I figure we’re responsible for ourselves, especially in a world filled with convenient toxicity. Because we’re the only ones that are going to do it for ourselves. Corporations don’t care as long as they’re making money. The government? Come on. Get serious. Your family? They show their love with baked goods, most likely. Your significant other might be threatened by change and your progress.
So ultimately, it’s up to me to take care of me and you to take care of you. We find allies along the way and have each other’s backs, but you really have to be on the same page. Support via accountability. Community.
LOVE YOUR NEIGHBOR AS YOU LOVE YOURSELF
Interesting. Greek words for love: agape, eros, philia, storge.
Triangular theory of love? Combinations of intimacy, passion, and commitment. New to me. Learn something new every day. This is from wikipedia.

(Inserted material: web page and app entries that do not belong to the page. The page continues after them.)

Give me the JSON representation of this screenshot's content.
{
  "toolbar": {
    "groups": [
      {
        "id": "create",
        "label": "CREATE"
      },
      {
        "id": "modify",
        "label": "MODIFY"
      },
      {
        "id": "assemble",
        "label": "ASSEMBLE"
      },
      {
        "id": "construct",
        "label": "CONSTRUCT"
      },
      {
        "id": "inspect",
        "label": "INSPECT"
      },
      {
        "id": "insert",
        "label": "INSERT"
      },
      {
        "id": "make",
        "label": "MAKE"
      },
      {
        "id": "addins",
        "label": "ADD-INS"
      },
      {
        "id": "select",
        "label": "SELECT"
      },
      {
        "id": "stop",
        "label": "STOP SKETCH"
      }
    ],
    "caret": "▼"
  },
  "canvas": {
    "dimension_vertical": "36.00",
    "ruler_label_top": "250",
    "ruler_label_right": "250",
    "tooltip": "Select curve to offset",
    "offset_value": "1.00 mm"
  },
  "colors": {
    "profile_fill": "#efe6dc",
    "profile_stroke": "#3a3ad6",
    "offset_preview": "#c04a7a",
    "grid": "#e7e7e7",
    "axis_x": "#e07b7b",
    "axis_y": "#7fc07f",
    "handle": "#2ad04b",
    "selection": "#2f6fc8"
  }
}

So the question is, do you love yourself? What does that mean?
It’s easier to accept the shortcomings of others than it is to accept our own. Maybe we should invert that saying. Treat yourself with the same patience that you would treat a close friend.
Imagine if we could look at ourselves where we are — love handles, scars, jigglings, shortcomings, and all — and say, “I love myself. I love who I am, what I am, and how I am. I’m an awesome me.”

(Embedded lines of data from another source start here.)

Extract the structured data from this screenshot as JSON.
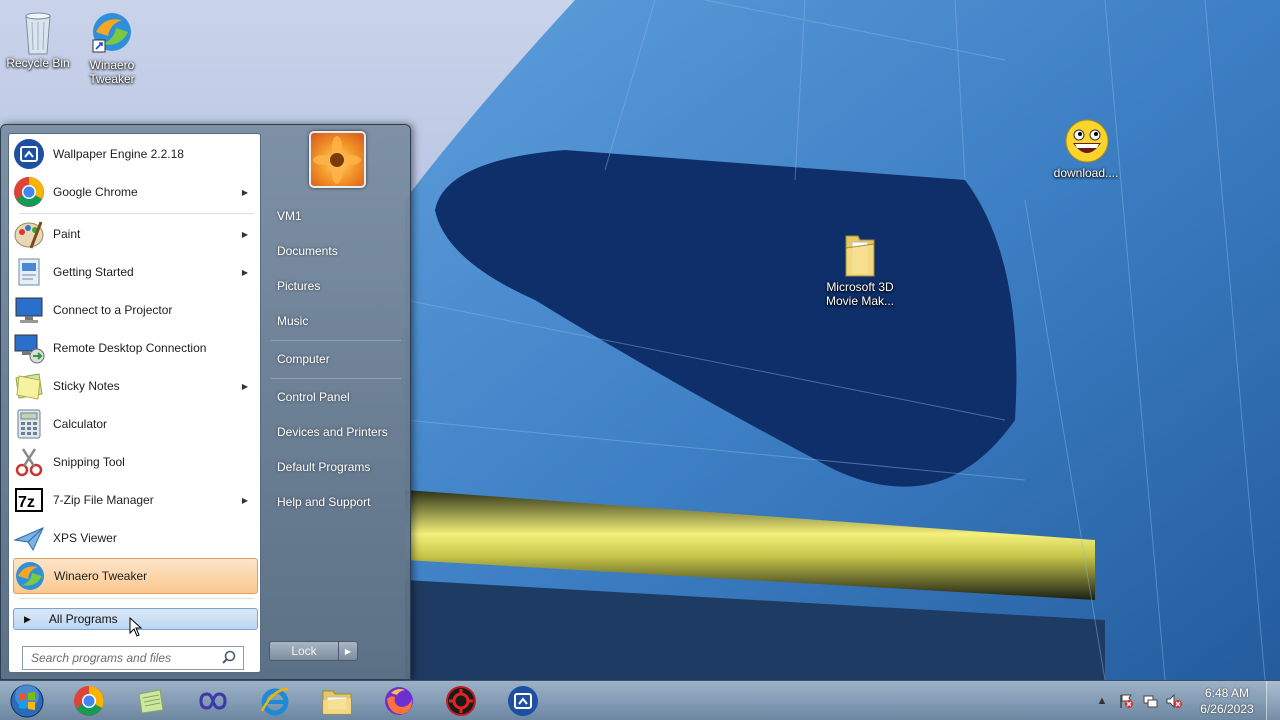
{
  "desktop": {
    "icons": [
      {
        "label": "Recycle Bin",
        "icon": "recycle-bin-icon"
      },
      {
        "label": "Winaero\nTweaker",
        "icon": "winaero-tweaker-icon"
      },
      {
        "label": "download....",
        "icon": "awesome-face-icon"
      },
      {
        "label": "Microsoft 3D\nMovie Mak...",
        "icon": "folder-icon"
      }
    ]
  },
  "start_menu": {
    "programs": [
      {
        "label": "Wallpaper Engine 2.2.18",
        "icon": "wallpaper-engine-icon",
        "has_submenu": false
      },
      {
        "label": "Google Chrome",
        "icon": "chrome-icon",
        "has_submenu": true
      },
      {
        "label": "Paint",
        "icon": "paint-icon",
        "has_submenu": true
      },
      {
        "label": "Getting Started",
        "icon": "getting-started-icon",
        "has_submenu": true
      },
      {
        "label": "Connect to a Projector",
        "icon": "projector-icon",
        "has_submenu": false
      },
      {
        "label": "Remote Desktop Connection",
        "icon": "remote-desktop-icon",
        "has_submenu": false
      },
      {
        "label": "Sticky Notes",
        "icon": "sticky-notes-icon",
        "has_submenu": true
      },
      {
        "label": "Calculator",
        "icon": "calculator-icon",
        "has_submenu": false
      },
      {
        "label": "Snipping Tool",
        "icon": "snipping-tool-icon",
        "has_submenu": false
      },
      {
        "label": "7-Zip File Manager",
        "icon": "7zip-icon",
        "has_submenu": true
      },
      {
        "label": "XPS Viewer",
        "icon": "xps-viewer-icon",
        "has_submenu": false
      },
      {
        "label": "Winaero Tweaker",
        "icon": "winaero-tweaker-icon",
        "has_submenu": false,
        "highlighted": true
      }
    ],
    "all_programs_label": "All Programs",
    "search_placeholder": "Search programs and files",
    "right_links": [
      {
        "label": "VM1"
      },
      {
        "label": "Documents"
      },
      {
        "label": "Pictures"
      },
      {
        "label": "Music"
      },
      {
        "label": "Computer"
      },
      {
        "label": "Control Panel"
      },
      {
        "label": "Devices and Printers"
      },
      {
        "label": "Default Programs"
      },
      {
        "label": "Help and Support"
      }
    ],
    "lock_label": "Lock"
  },
  "taskbar": {
    "pinned": [
      {
        "icon": "chrome-icon"
      },
      {
        "icon": "notepad-icon"
      },
      {
        "icon": "infinity-app-icon"
      },
      {
        "icon": "internet-explorer-icon"
      },
      {
        "icon": "file-explorer-icon"
      },
      {
        "icon": "firefox-icon"
      },
      {
        "icon": "red-gear-app-icon"
      },
      {
        "icon": "wallpaper-engine-icon"
      }
    ],
    "clock_time": "6:48 AM",
    "clock_date": "6/26/2023"
  },
  "colors": {
    "highlight": "#fbc98f",
    "all_programs_bg": "#bcd6f2",
    "sky": "#b8c4e2",
    "building": "#2f6fb8"
  }
}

That’s the kind of thing that we might say as a daily affirmation because deep down it’s hard to believe and we have to remind ourselves daily that we’re worthwhile.

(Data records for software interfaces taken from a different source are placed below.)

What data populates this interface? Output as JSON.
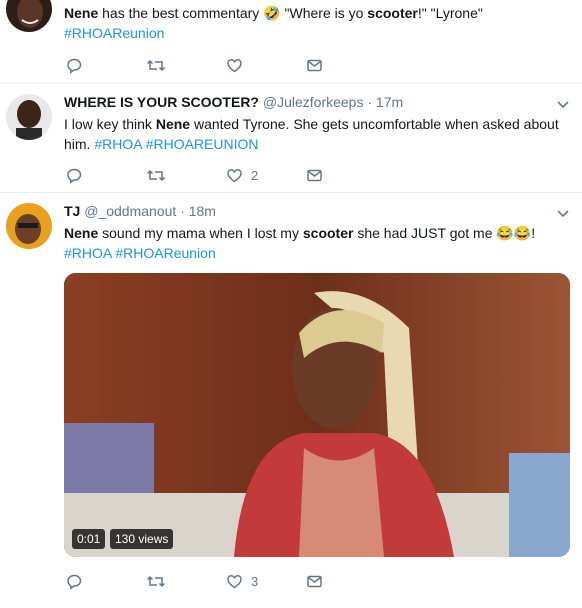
{
  "tweets": [
    {
      "name": "",
      "handle": "",
      "time": "",
      "text_parts": [
        {
          "t": "Nene",
          "bold": true
        },
        {
          "t": " has the best commentary 🤣 \"Where is yo "
        },
        {
          "t": "scooter",
          "bold": true
        },
        {
          "t": "!\" \"Lyrone\""
        }
      ],
      "hashtags": "#RHOAReunion",
      "likes": ""
    },
    {
      "name": "WHERE IS YOUR SCOOTER?",
      "handle": "@Julezforkeeps",
      "time": "· 17m",
      "text_parts": [
        {
          "t": "I low key think "
        },
        {
          "t": "Nene",
          "bold": true
        },
        {
          "t": " wanted Tyrone. She gets uncomfortable when asked about him. "
        }
      ],
      "hashtags": "#RHOA #RHOAREUNION",
      "likes": "2"
    },
    {
      "name": "TJ",
      "handle": "@_oddmanout",
      "time": "· 18m",
      "text_parts": [
        {
          "t": "Nene",
          "bold": true
        },
        {
          "t": " sound my mama when I lost my "
        },
        {
          "t": "scooter",
          "bold": true
        },
        {
          "t": " she had JUST got me 😂😂!"
        }
      ],
      "hashtags": "#RHOA #RHOAReunion",
      "likes": "3",
      "video": {
        "time": "0:01",
        "views": "130 views"
      }
    }
  ],
  "icons": [
    "reply-icon",
    "retweet-icon",
    "like-icon",
    "dm-icon",
    "chevron-down-icon"
  ],
  "colors": {
    "link": "#1b95e0",
    "muted": "#657786",
    "divider": "#e6ecf0"
  }
}
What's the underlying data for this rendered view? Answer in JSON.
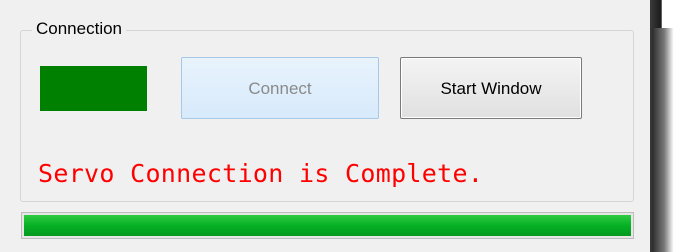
{
  "connection_group": {
    "label": "Connection"
  },
  "status_indicator": {
    "color": "#008000"
  },
  "buttons": {
    "connect_label": "Connect",
    "connect_enabled": false,
    "start_window_label": "Start Window"
  },
  "status_message": {
    "text": "Servo Connection is Complete.",
    "color": "#ff0000"
  },
  "progress_bar": {
    "value_percent": 100,
    "color": "#06b025"
  }
}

I guess it can be a fine line between fitness passion and psychological issues. Eating disorders, dysmorphia, frustration, depression, shame, guilt. Maybe that’s what happens when we can’t accept ourselves or when society/media’s messages overwhelm our own sense of self.
The struggle we experience, with all of the debates and arguments, reveals a dark secret. Our love is conditional. We tend to love “if”. We’re willing to love “when”. I’ll feel good about myself if I don’t mess up. I’ll feel worthy when….
But … love is acceptance. I’ve said it before and I’ll say it again.
If we truly love ourselves then we can accept who we are and where we are (on our various journeys and quests, including fitness) and feel a strong need to change, improve, learn, and grow.
That burning drive to be lean and have muscle definition can come from a healthy place. There’s nothing wrong with not being “happy” with being 50 lbs. overweight or 10 lbs. overweight. There’s nothing wrong with wanting and expecting more for and from yourself.
I’m unhappy about my tight, shortened hip flexors and whatever else results in lower back discomfort that hinders my athletic ability. I’m frustrated about still being fifteen+ pounds overweight, which keeps me from doing a respectable amount of pullups, chinups, affects how high and far I can jump, and makes me expend too much freakin’ energy when running.
I believe that we conflate our condition with our identity.
I am not the state of my body. I’m also not my failure to do my fitness homework. I’m not my apparent inability to eat like I should for my goals for more than a few months at a time. We are not our self sabotage.
Despite the fact that I’m not where I want to be, I’m thankful and joyful to have my health and the ability to move, run and play. It’s exciting to know that I can be healthier, fitter, and better at working and playing. It’s amazing to hit a PR.
Yes, it’s hard work, but it’s an affirmation of physical existence and potential (and this is coming from someone who doesn’t experience validation from pain). You know? Life itself is miraculous. Each of us is a one in a few hundred million long shot. Each one of us is a genetic Lotto winning.
These gray hairs — damn them — remind me to hurry up and live a little. Stupid entropy.
That’s why I take issue with people who proudly and loudly reject the idea of fitness. I mean, yes. The fact that there are people who are shamers, whether it’s consciously derogatory or unintentionally hurtful, doesn’t change the reality that striving and struggling for gains (or losses) for our optimal weight and body composition will drastically improve the quality and longevity of our lives.
It’s not everything. But it’s a powerful and empowering thing.
Keep it movin’.